TASK BRIEF:
Lines with the word "Perpignan" are the answer; copy each of them from the data below.

DATA FOR ANALYSIS:
□ □ □
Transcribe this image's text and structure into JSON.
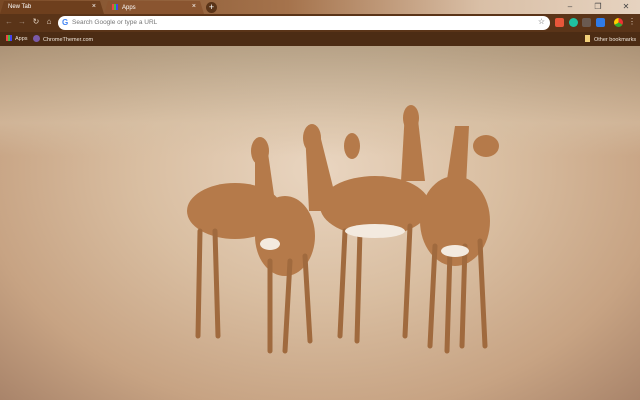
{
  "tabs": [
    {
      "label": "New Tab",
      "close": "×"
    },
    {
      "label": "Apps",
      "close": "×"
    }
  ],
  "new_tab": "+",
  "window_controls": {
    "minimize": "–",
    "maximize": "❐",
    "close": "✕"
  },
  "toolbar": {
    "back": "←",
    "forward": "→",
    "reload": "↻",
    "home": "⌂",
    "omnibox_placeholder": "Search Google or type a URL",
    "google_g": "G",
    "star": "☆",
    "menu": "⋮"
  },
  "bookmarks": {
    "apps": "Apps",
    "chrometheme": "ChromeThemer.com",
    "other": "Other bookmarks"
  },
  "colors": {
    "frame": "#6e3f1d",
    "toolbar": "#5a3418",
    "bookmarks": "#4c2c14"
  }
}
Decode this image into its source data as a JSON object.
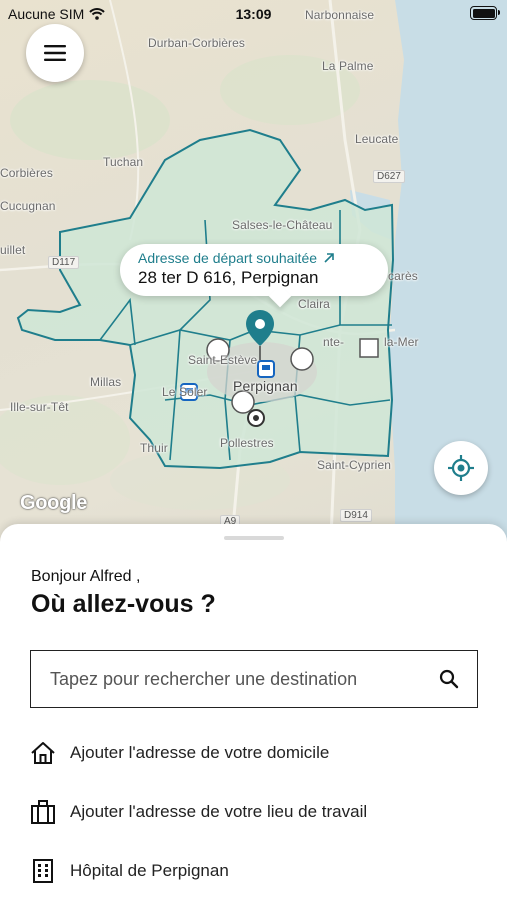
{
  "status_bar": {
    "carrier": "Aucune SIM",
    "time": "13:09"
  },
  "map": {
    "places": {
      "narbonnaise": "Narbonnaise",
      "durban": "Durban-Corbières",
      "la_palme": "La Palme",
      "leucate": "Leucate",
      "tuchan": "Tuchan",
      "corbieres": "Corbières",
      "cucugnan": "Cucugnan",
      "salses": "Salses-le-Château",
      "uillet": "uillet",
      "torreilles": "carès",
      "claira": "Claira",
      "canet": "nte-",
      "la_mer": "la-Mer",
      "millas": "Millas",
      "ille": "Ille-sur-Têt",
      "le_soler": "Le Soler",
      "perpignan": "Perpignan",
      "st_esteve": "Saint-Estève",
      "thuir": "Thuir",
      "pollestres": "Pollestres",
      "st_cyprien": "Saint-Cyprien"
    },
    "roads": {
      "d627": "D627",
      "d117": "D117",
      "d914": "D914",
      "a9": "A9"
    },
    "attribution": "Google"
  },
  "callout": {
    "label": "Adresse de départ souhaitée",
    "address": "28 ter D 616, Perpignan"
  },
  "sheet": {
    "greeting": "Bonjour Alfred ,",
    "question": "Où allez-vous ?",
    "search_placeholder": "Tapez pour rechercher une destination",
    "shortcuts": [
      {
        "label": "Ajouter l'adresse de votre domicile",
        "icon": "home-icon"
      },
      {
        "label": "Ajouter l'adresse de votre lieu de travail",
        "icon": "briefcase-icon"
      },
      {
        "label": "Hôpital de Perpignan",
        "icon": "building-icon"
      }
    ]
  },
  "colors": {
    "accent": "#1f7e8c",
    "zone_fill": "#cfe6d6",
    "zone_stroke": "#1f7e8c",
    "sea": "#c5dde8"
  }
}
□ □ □
EXPECTED OUTPUT:
      "perpignan": "Perpignan",
    "address": "28 ter D 616, Perpignan"
        "label": "Hôpital de Perpignan",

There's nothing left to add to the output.